Giles, a prisoner in the state system, attempted to file a pro se in forma pauperis petition for habeas corpus in Muscogee County Superior Court. The court disallowed the filing based on OCGA 9-15-2
(d). That section permits a trial court to deny the filing of a pro se in forma pauperis complaint after determining that on its face the pleading completely lacks justiciable law or fact. Giles maintains that this statute does not apply to habeas petitions, because OCGA 9-14-41
et seq ". . . provides the exclusive procedure for seeking a writ of habeas corpus for persons whose liberty is being restrained by virtue of a sentence imposed against them by a state court of record." OCGA 9-14-41
1. Any limitation upon the right to the writ of habeas corpus must be reviewed in light of the United States constitutional protection of the privilege to the writ. Art. I, Sec. IX. The Georgia legislature enacted the state habeas corpus chapter to expand the scope of state habeas thereby bringing it into accord with the federal constitutional privilege to federal habeas corpus. OCGA 9-14-40
. Under the expanded view in this chapter, the assumption is that a prisoner should have wide latitude in filing a petition for habeas corpus. For example, a petition may not be dismissed for failure to comply with technical procedural requirements. Mitchell v. Forrester, 247 Ga. 622 (278 SE2d 368) (1981)

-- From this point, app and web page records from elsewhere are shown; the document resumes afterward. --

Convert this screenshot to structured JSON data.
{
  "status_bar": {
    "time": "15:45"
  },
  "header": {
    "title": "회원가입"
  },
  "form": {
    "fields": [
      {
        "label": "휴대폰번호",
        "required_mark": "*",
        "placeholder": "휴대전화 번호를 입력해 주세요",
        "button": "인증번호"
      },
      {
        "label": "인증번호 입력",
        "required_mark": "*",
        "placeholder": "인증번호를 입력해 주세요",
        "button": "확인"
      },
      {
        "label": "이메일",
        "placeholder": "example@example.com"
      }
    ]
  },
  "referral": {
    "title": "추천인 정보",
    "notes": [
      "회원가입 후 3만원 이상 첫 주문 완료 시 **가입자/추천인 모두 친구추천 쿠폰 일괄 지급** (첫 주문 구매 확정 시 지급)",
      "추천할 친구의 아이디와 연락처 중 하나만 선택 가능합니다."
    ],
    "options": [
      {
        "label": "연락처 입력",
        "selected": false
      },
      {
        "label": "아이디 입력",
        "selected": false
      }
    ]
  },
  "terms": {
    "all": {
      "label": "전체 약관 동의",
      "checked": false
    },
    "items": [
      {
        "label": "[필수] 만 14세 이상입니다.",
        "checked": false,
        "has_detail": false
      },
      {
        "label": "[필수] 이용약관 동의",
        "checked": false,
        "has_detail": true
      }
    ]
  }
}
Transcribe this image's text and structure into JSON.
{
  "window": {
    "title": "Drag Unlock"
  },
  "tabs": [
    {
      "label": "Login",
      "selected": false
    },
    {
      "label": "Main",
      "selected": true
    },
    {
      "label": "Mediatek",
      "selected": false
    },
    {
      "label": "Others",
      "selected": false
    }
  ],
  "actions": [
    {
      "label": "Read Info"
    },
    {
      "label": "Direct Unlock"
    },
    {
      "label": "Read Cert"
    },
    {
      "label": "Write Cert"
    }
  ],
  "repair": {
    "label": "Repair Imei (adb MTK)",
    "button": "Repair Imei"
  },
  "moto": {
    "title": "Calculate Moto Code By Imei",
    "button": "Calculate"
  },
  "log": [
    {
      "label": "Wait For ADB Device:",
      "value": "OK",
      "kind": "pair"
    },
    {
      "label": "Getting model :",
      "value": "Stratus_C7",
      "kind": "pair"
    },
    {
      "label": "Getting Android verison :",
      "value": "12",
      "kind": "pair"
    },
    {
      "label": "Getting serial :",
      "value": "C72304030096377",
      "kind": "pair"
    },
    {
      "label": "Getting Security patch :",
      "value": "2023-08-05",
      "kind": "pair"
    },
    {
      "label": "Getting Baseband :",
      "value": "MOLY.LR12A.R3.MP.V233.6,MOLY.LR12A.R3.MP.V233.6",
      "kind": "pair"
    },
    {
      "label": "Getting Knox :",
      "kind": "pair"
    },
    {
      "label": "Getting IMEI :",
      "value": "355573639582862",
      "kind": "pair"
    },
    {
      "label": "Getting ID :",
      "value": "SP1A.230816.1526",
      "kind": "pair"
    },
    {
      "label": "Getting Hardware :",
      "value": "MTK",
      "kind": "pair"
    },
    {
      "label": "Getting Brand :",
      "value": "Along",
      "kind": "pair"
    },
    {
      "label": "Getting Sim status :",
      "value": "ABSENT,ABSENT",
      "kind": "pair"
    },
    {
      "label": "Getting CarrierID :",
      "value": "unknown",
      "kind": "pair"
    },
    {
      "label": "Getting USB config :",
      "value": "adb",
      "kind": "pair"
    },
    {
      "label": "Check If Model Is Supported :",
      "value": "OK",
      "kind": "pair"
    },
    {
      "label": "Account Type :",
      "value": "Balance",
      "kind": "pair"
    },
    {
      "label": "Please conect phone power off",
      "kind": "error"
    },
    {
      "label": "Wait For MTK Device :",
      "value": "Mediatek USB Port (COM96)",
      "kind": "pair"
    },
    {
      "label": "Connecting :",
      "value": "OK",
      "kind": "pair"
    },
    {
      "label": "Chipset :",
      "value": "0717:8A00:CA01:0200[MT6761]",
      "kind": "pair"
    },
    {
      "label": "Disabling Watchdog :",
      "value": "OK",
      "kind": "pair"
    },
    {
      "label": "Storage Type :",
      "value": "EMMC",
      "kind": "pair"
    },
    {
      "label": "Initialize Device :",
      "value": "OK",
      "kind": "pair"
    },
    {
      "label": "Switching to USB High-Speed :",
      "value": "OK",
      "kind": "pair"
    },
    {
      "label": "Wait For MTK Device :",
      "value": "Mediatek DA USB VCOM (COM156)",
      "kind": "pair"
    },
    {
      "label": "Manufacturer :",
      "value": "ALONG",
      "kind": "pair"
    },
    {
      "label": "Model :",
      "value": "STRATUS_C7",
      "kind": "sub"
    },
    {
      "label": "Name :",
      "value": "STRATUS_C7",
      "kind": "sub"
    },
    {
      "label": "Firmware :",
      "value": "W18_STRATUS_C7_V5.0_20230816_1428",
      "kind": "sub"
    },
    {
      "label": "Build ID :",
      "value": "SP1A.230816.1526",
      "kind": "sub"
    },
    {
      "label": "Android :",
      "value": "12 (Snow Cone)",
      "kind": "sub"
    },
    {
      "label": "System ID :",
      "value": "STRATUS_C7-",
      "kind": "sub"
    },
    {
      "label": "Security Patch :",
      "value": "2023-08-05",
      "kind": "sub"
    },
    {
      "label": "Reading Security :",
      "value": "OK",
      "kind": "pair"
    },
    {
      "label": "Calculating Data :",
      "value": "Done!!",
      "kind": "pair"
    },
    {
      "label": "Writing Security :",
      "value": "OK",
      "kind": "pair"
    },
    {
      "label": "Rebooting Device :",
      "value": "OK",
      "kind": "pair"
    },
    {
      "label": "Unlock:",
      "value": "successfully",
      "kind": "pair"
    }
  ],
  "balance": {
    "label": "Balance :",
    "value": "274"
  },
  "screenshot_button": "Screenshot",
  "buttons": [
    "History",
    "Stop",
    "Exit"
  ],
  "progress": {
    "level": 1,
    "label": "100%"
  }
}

We have held habeas corpus proceedings subject to the CPA only to the extent of the mechanical procedures listed in OCGA 9-11-81
. For example, the CPA governs the sufficiency of pleadings, admissibility of evidence under the petition as drawn and amendments to the petition. Johnson v. Caldwell, 229 Ga. 548 (192 SE2d 900) (1972)
. The issue here involves not the question of how to proceed, but rather the more critical question of whether the petitioner may proceed. OCGA 9-15-2
(d) is not incorporated into the CPA, nor is it in accord with the spirit set forth in the habeas corpus chapter which affirms and expands prisoners' right of access to the courts. We do not believe that this section was meant to apply to habeas corpus proceedings; therefore, a court may address a petition for habeas corpus only after it has been filed.
2. Giles also attacked the constitutionality of OCGA 9-15-2
(d) on equal protection grounds. Since we have decided the case through statutory construction, we do not at this time reach the issue of the statute's constitutionality.
Long, Weinberg, Ansley & Wheeler, Ben L. Weinberg, Jr., Daniel M. Jennings, amicus curiae.